China’s top drug control body has hit back at recent claims by US President Donald Trump that Chinese suppliers are fueling America’s opioid crisis.
Yu Haibin, a senior official with China’s National Narcotics Control Commission, said in a press briefing Wednesday that Trump’s comments were “unacceptable” and “irresponsible.”
Trump tweeted last week that it was “outrageous” that China-produced fentanyl, a cheap and deadly synthetic opioid at least 50 times stronger than heroin, continued to “pour into the US” through international mail.
Yu said the Chinese government found Trump’s tweet “completely unacceptable.”
“The United States has no proof that most fentanyl in the country comes from China,” he said. “It’s highly irresponsible to draw such a conclusion based on some individual cases.”
Disagreements over the source of fentanyl in the United States and what to do about it are adding tension to US-China relations, which are already strained by disputes over trade and the South China Sea.
Washington is convinced that China is the primary source of fentanyl found within US borders, following a 2017 US Congressional report citing law enforcement and drug investigators.
In a cabinet meeting earlier in August, Trump described opioids coming into the United States from China and Mexico as American-killing “garbage,” with the situation being “almost a form of warfare.”
Despite improving intelligence-sharing between the two countries, Yu said US officials had only provided China with “dozens” of leads since 2017, which paled in comparison to the millions of opioid abuse cases in the United States.
Beijing officials announced on Wednesday that China will list an additional 32 New Psychoactive Substances (NPS) as controlled substances from September, making it illegal to manufacture, sell or even possess them without authorization.

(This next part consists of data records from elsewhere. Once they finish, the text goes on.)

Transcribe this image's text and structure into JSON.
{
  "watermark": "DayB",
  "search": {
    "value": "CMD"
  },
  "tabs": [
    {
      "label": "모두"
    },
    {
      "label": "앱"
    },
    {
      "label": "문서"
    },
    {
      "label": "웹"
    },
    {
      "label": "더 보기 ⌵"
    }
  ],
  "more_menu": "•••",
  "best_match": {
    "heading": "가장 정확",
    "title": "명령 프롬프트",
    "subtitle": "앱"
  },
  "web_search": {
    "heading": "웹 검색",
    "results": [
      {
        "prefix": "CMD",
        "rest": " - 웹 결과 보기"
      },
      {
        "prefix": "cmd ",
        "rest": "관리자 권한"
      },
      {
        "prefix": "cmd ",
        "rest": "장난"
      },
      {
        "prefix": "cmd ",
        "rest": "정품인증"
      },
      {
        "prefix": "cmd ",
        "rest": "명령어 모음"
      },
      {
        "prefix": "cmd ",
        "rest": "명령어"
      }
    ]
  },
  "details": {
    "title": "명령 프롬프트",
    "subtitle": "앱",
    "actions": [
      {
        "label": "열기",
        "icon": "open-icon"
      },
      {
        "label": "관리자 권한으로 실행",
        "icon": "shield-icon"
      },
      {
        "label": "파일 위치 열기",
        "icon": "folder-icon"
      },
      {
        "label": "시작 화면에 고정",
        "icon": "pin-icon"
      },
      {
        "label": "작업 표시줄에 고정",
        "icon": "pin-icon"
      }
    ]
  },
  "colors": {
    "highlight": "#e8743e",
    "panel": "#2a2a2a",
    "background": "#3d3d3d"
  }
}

NPS include such “designer drugs” as fentanyl.
‘Good and close’ relationship
Trump last year declared the opioid crisis a public health emergency in the United States and brought up the issue with Chinese President Xi Jinping when the two leaders met in Beijing in November.
Despite rejecting Trump’s criticism of their efforts, Chinese officials stressed there was “good and close” cooperation between the two countries’ narcotics control agencies in tackling the drug problem.

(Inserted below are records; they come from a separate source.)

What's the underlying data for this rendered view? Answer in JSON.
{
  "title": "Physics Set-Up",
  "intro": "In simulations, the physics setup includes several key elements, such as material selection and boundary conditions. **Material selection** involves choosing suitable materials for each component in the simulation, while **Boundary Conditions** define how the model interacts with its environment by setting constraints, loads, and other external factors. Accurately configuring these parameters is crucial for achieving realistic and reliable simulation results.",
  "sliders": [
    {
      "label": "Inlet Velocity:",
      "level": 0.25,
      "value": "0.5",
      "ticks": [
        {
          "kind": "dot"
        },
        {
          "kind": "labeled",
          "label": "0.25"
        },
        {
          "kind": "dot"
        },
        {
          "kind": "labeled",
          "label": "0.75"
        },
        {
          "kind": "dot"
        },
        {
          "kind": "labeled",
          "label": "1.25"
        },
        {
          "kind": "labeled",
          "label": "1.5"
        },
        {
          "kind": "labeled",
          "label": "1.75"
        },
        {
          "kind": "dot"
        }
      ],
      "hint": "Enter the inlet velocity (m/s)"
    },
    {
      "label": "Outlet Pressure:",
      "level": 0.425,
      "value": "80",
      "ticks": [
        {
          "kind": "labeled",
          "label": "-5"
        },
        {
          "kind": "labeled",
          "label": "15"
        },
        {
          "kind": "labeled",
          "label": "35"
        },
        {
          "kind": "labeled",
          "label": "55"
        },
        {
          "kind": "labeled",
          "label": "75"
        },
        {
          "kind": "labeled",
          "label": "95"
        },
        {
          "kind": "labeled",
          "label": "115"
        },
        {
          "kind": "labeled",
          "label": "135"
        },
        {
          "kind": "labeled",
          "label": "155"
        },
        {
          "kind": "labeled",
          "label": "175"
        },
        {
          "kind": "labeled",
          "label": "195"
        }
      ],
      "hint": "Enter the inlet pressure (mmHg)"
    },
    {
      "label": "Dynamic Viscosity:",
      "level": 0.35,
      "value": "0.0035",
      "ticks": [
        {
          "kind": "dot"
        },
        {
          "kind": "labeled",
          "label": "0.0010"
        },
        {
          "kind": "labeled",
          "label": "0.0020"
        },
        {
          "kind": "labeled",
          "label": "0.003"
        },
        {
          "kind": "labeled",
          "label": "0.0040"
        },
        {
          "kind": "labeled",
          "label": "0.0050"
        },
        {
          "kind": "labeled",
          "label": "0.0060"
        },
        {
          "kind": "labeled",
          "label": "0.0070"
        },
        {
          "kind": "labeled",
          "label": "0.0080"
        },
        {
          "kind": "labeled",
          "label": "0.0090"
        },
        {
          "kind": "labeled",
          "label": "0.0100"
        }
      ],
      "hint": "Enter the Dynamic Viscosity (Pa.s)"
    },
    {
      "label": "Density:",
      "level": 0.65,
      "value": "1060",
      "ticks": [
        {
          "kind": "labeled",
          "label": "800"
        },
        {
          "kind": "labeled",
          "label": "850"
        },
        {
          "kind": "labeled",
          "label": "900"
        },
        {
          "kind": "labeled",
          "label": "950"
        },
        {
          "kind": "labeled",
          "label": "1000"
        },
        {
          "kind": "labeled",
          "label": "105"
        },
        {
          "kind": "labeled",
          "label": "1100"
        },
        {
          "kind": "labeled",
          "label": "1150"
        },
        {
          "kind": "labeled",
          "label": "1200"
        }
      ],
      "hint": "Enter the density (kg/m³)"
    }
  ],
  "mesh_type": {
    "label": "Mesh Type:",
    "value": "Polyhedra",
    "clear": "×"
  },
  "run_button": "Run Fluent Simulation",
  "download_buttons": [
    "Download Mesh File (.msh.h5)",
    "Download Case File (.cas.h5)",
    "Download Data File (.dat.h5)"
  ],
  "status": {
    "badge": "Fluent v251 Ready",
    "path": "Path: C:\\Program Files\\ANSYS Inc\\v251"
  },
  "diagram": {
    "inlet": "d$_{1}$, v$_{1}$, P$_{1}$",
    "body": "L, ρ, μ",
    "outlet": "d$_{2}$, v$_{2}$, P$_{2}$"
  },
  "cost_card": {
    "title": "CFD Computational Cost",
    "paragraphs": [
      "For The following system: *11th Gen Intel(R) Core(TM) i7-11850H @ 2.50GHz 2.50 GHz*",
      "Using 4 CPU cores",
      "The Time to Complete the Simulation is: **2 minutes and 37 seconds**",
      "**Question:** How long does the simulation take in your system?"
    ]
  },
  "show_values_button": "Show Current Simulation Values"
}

The authorities highlighted the installation of 13,000 security check machines at shipping companies in China to inspect parcels bound for “high-risk” destinations as an example of Beijing’s attempts at addressing US concerns.
Another Chinese initiative involves tracking down importers of nuclear magnetic resonance (NMR) spectrometers, which are used by underground drug laboratories in China to analyze their products’ chemical structures.
But Yu, the senior narcotics control official, said the United States needs to curb its huge demand for synthetic drugs, including closing loopholes in the prescription of opioids.
He also took a jab at America’s changing drug culture, pointing to the trend of more states legalizing marijuana use as having a negative impact on the opioid crisis.
US Attorney General Jeff Sessions last week announced a slew of charges against two Chinese nationals for manufacturing and shipping fentanyl and other synthetic opioids across the globe, in addition to banning two opioid-selling American doctors from prescribing drugs.
He said the US Centers for Disease Control and Prevention recently estimated 72,000 people died of drug overdoses in the United States last year.
Diplomats from the United States, Europe and Asia attended Wednesday’s press conference. A Beijing-based representative for the US Drug Enforcement Administration declined to comment when asked by CNN for his thoughts on the latest remarks by Chinese officials.